By: Danica Supnet
Transparency reflects government performance. Today, governments are allowing citizens to access performance metrics and scorecards, which enable citizens to judge how well they are being serviced. Transparency is one of the most important services that the government gives to its citizens. In the Philippines, government transparency became the talk of the town when the Aquino administration vowed to disclose essential information that Filipinos have long wanted unfettered access to.
Making a government transparent enough is not an overnight process, particularly to a country such as the Philippines. Civil society organizations and other third parties can support or complement official efforts to make government more transparent. This is one important reason why our office is currently leading the Adaptation Finance Accountability Initiative (AFAI) in the Philippines. AFAI seeks to track and account for funds reportedly allocated and spent for climate change adaptation projects.

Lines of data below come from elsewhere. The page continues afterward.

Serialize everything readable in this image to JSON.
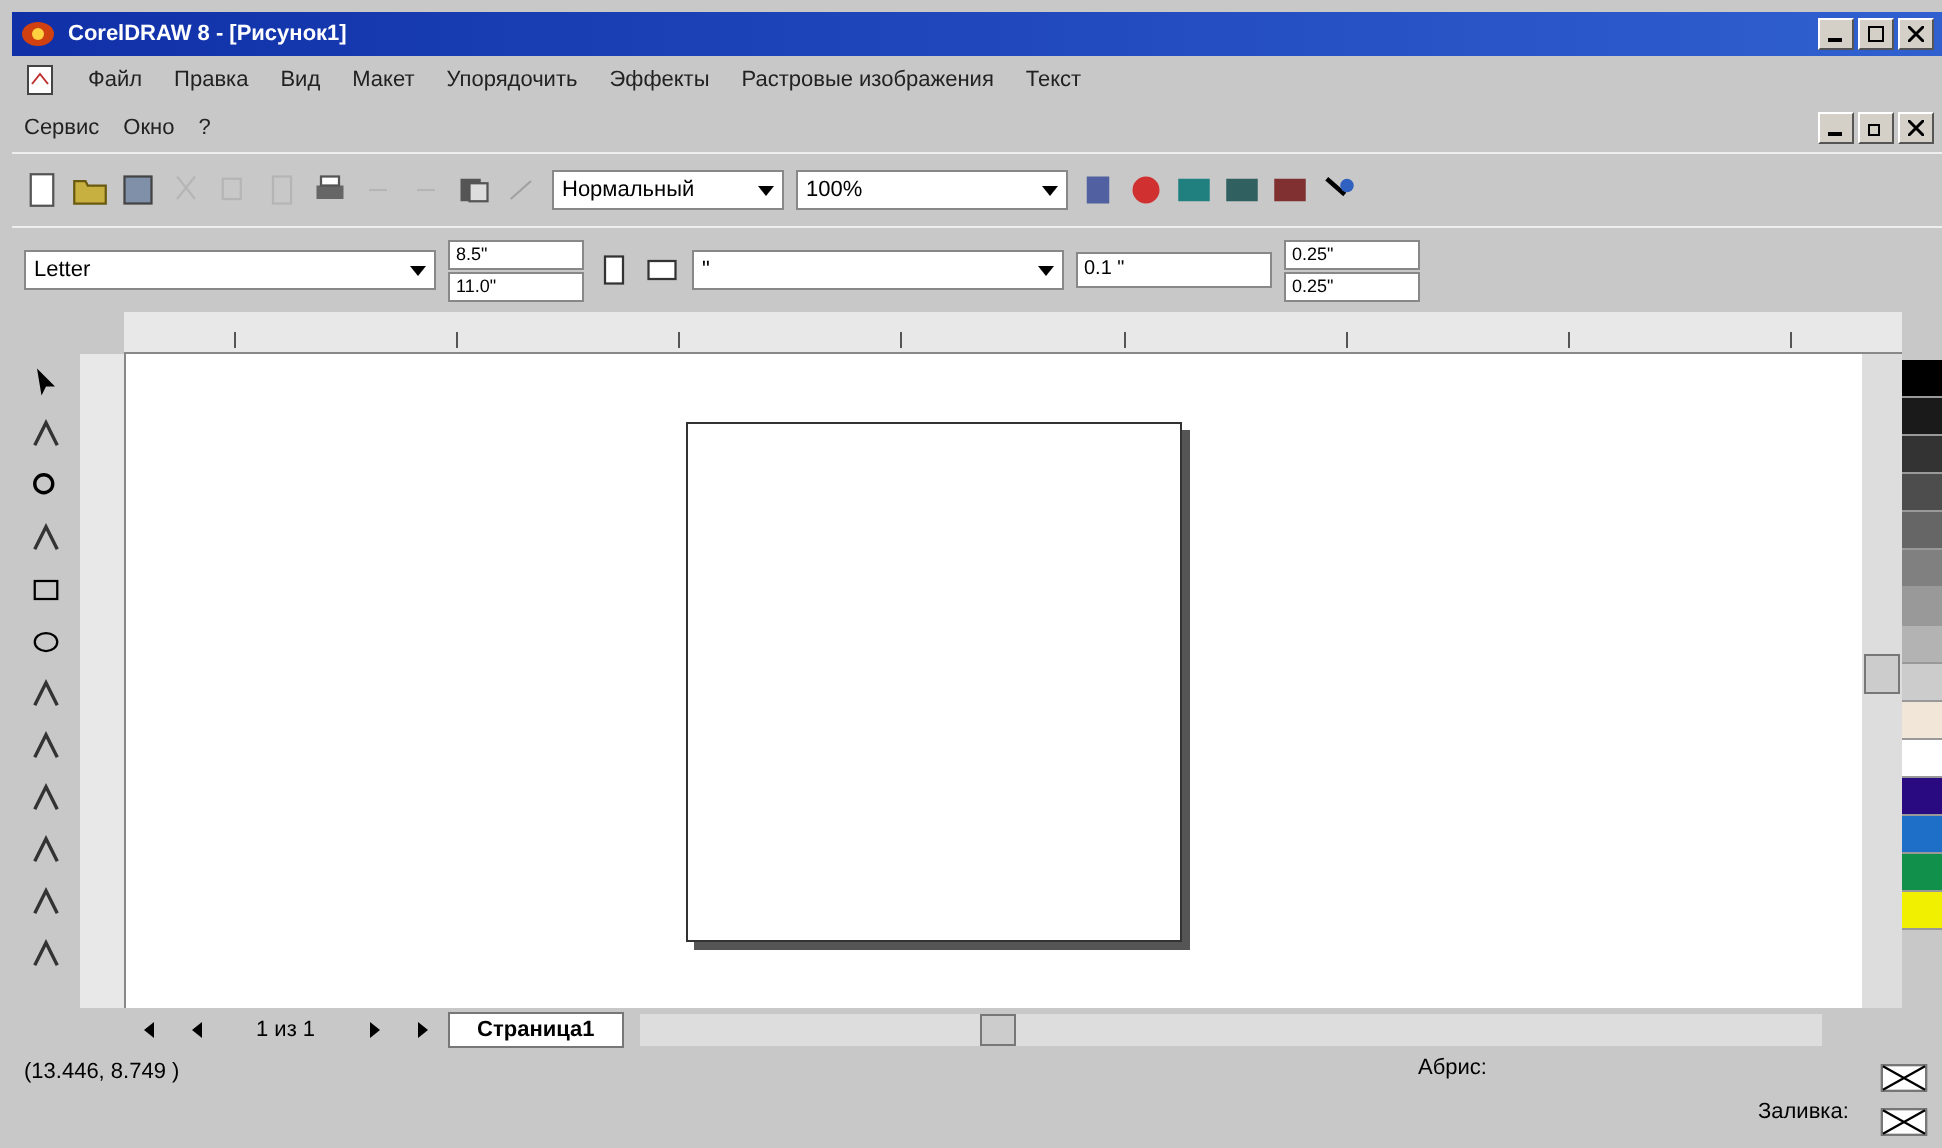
{
  "window": {
    "title": "CorelDRAW 8 - [Рисунок1]"
  },
  "menu": [
    "Файл",
    "Правка",
    "Вид",
    "Макет",
    "Упорядочить",
    "Эффекты",
    "Растровые изображения",
    "Текст"
  ],
  "menu_row2": [
    "Сервис",
    "Окно",
    "?"
  ],
  "toolbar": {
    "view_mode": "Нормальный",
    "zoom": "100%"
  },
  "property_bar": {
    "paper": "Letter",
    "width": "8.5\"",
    "height": "11.0\"",
    "units": "\"",
    "nudge": "0.1 \"",
    "dup_x": "0.25\"",
    "dup_y": "0.25\""
  },
  "palette": [
    {
      "color": "#000000"
    },
    {
      "color": "#1a1a1a"
    },
    {
      "color": "#333333"
    },
    {
      "color": "#4d4d4d"
    },
    {
      "color": "#666666"
    },
    {
      "color": "#808080"
    },
    {
      "color": "#999999"
    },
    {
      "color": "#b3b3b3"
    },
    {
      "color": "#cccccc"
    },
    {
      "color": "#f2e6d9"
    },
    {
      "color": "#ffffff"
    },
    {
      "color": "#2a0a80"
    },
    {
      "color": "#1e6fc8"
    },
    {
      "color": "#10904a"
    },
    {
      "color": "#f0f000"
    }
  ],
  "page_tabs": {
    "counter": "1 из 1",
    "tabs": [
      {
        "label": "Страница1",
        "selected": true
      }
    ]
  },
  "status_bar": {
    "coords": "(13.446, 8.749 )",
    "outline": "Абрис:",
    "fill": "Заливка:"
  }
}
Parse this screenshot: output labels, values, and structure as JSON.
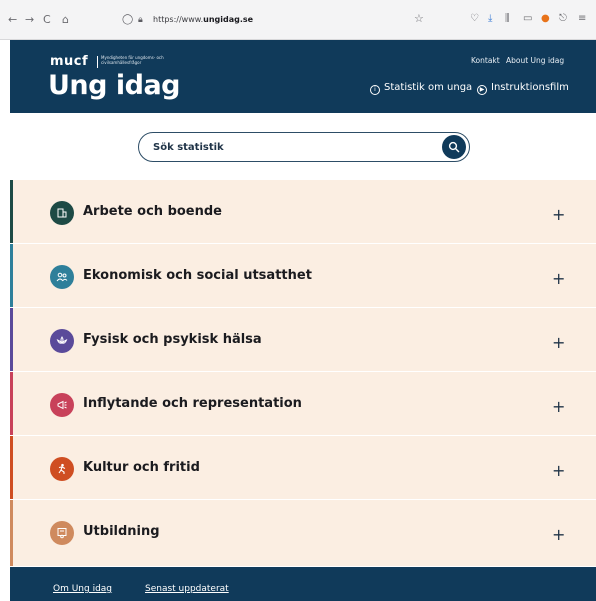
{
  "browser": {
    "url_prefix": "https://www.",
    "url_domain": "ungidag.se",
    "back_glyph": "←",
    "forward_glyph": "→",
    "reload_glyph": "C",
    "home_glyph": "⌂"
  },
  "header": {
    "brand_short": "mucf",
    "brand_sub": "Myndigheten för ungdoms- och civilsamhällesfrågor",
    "site_title": "Ung idag",
    "top_links": [
      "Kontakt",
      "About Ung idag"
    ],
    "main_links": [
      {
        "label": "Statistik om unga",
        "icon": "info-icon"
      },
      {
        "label": "Instruktionsfilm",
        "icon": "play-icon"
      }
    ]
  },
  "search": {
    "placeholder": "Sök statistik"
  },
  "categories": [
    {
      "label": "Arbete och boende",
      "icon": "building-icon",
      "color": "#1d4a45"
    },
    {
      "label": "Ekonomisk och social utsatthet",
      "icon": "people-icon",
      "color": "#2e7f9a"
    },
    {
      "label": "Fysisk och psykisk hälsa",
      "icon": "lotus-icon",
      "color": "#5a4a9a"
    },
    {
      "label": "Inflytande och representation",
      "icon": "megaphone-icon",
      "color": "#c8415a"
    },
    {
      "label": "Kultur och fritid",
      "icon": "dancer-icon",
      "color": "#cf4e22"
    },
    {
      "label": "Utbildning",
      "icon": "diploma-icon",
      "color": "#cf8a5e"
    }
  ],
  "expand_glyph": "+",
  "footer": {
    "links": [
      "Om Ung idag",
      "Senast uppdaterat"
    ]
  }
}
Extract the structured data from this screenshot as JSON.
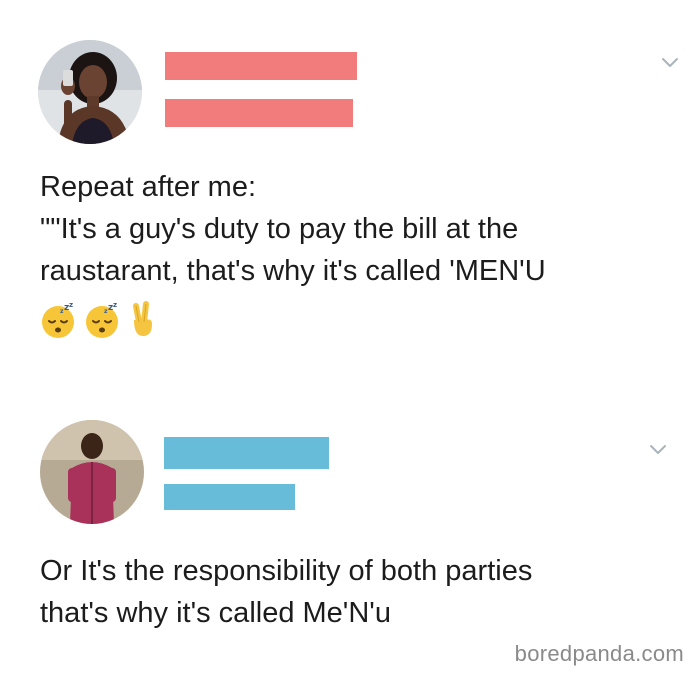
{
  "posts": [
    {
      "avatar": "profile-photo-woman",
      "redaction_color": "#f27b7b",
      "text_lines": [
        "Repeat after me:",
        "\"\"It's a guy's duty to pay the bill at the",
        "raustarant, that's why it's called 'MEN'U"
      ],
      "emojis": [
        "sleeping-face-icon",
        "sleeping-face-icon",
        "victory-hand-icon"
      ]
    },
    {
      "avatar": "profile-photo-man",
      "redaction_color": "#67bcd9",
      "text_lines": [
        "Or It's the responsibility of both parties",
        "that's why it's called Me'N'u"
      ]
    }
  ],
  "watermark": "boredpanda.com"
}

I recently met with officials from the Department of Interior and Local Government (DILG), with the far hope of securing based on our AFAI agenda a mode of partnership that can help their current transparency programs in key localities. At first I was reluctant to approach DILG offices because one of the government-led funds that our office is trying to track is the DILG’s own Performance Challenge Fund (PCF). To my surprise, DILG representatives, Ma’am Angela Mamuyac (DRR-CCA focal person) and Mr. Jojit Magumon (PCF Managing officer), turned out to be quite eager to improve the PCF’s transparency, accountability, and effectiveness. Instead of the hesitation to engage with civil society that I was expecting, the meeting opened up opportunities to work together in reviewing not only PCF-funded “adaptation projects” but also the quality of tagging and analytical processes the agency has been using through a common review of project documents and on-site project evaluation. They were not threatened by our interest (unlike many government offices nowadays) and in fact welcomed the opportunity to develop the tools they had.
They were keen to help us in our AFAI work, which they saw as a contribution to their own efforts. We ended with the commitment to share with them findings and insights from our review, and they committed to share information we required while endorsing our fieldwork to regional DILG offices.
One of the important topics raised during the meeting was DILG’s 2014 plans in mainstreaming climate change adaptation in local plans. It is very exciting to hear from the LGU-leading office that climate change will become a central component of local planning.
“We are an open book,” as one of the PCF management representatives said before we ended our meeting. The mere fact that they were eager to accommodate us is already a start in making transparency work.
Transparency is a shared responsibility; I share it too. I think it is my responsibility as a researcher to present a fair and rigorous analysis of the information that we will gather from the field, and to share this with partners in government. “Transparency at work” is within reach, especially with the confident and welcoming approach taken by DILG officials we encountered. I am hopeful that the same attitude will extend to other offices as well.